Each year social landlords let fewer and fewer units. Only a portion of these go to homeless households. These two facts make it harder and harder to end homelessness.
The amount of social housing and how we allocate social housing it has a significant impact on the number of people that experience homelessness.
The history of the allocation of social housing is a long and complex one. Before Cathy Comes Home, it was common for prospective tenants to have to prove that they were worthy of a council flat, even needing letters of recommendation from the Vicar. Those most in need of housing, or minority ethnic groups, were often excluded or discriminated against.
The advent of right to buy and the end of significant public housing construction led to the ‘residualisation’ of social housing allocation. This meant that the only people able to get a new council or housing association flat were those that had the very highest of needs.
Over the past 50 years, the number of social housing homes in England has slightly shrunk from 4.5m in 1970 to 4.1m in 2020. During this same period the number of households has increased from 15.8m to 24.4m. It’s no surprise that it is now very hard to get social housing and that the politics of allocating social housing are fraught.

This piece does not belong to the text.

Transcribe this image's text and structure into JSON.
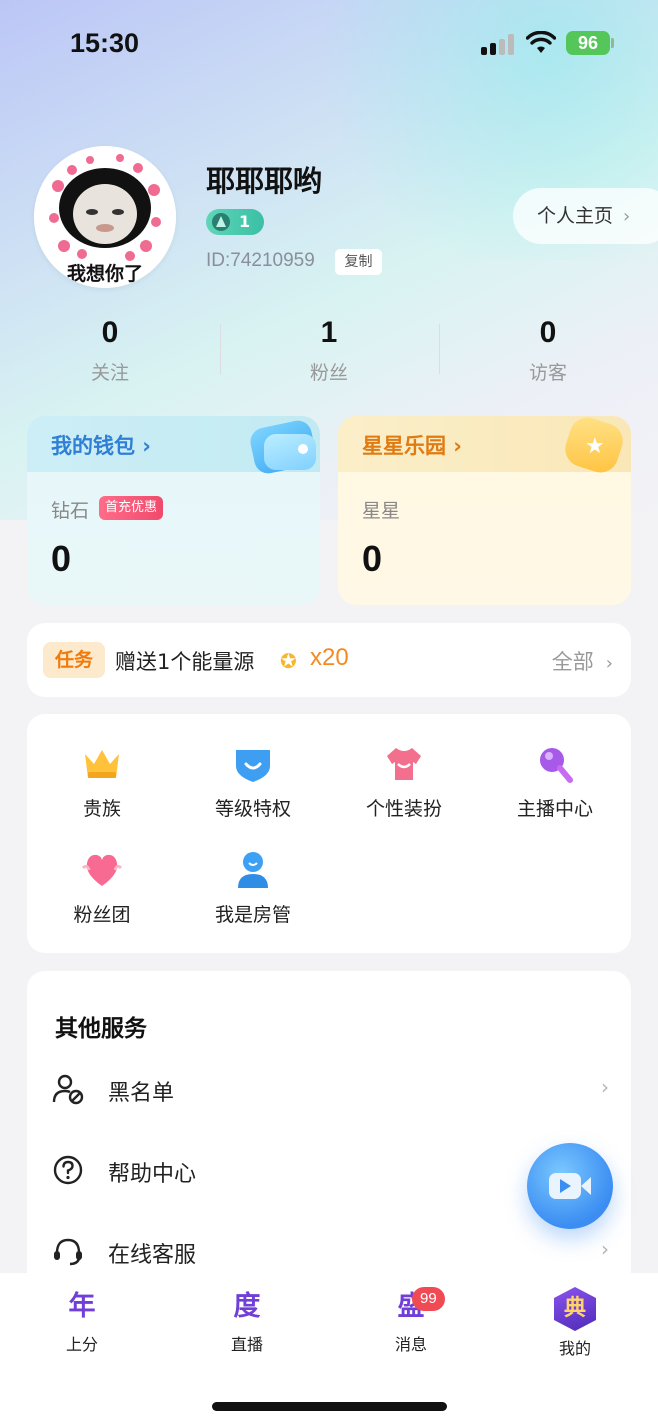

Not only are there fewer units of social housing, but fewer homes are being let each year (a home might be let because it is empty after the last tenant left, or because it is newly built). In 2019/20 there were 213,000 housing association lets, down from 271,000 in 2013/14, drop of 21%. There were 93,000 local authority lets in 2019/20, down from 126,000 in 2013/14, a 26% drop.
Who got to move into these homes? The proportion of lets that go to homeless households has not significantly reduced. The lines in the chart below show the % of lets that have gone to (formerly) homeless households (yellow is for housing association, red for local authority), while the bars show the number of units that are let each year.
As well as homeless households, overcrowded households, those in unsuitable or unaffordable accommodation all move into social housing. Research by the National Housing Federation estimates that there are currently 3.7 million people living in overcrowded homes, 2.4 million in unaffordable homes, 1 million in unsuitable homes and 650,000 affected by homelessness.
The chart below shows the number of households in temporary accommodation. Most of these people will be hoping to get social housing, but they are competing with those in overcrowded, unaffordable or unsuitable homes.
The only way of taking the sting out of these very hard decisions is to build significantly more social housing, which takes time. Time to get the money, assemble the land, get permissions and then actually build the homes.
Even if we were to achieve this, there are a couple of additional points that need to be considered. The Localism Act 2011 gave local authorities more discretion about who can be excluded from housing registers including ‘unacceptable behaviour’ that will disqualify people from allocations. This means homeless households cannot get social housing in some situations.
Secondly, many people are not able to get social housing because of their immigration status. It might be that they are not eligible for social housing or that they cannot afford to pay the rent, as they cannot claim universal credit.
For these groups, even building significantly more social housing would not mean they go the housing they need.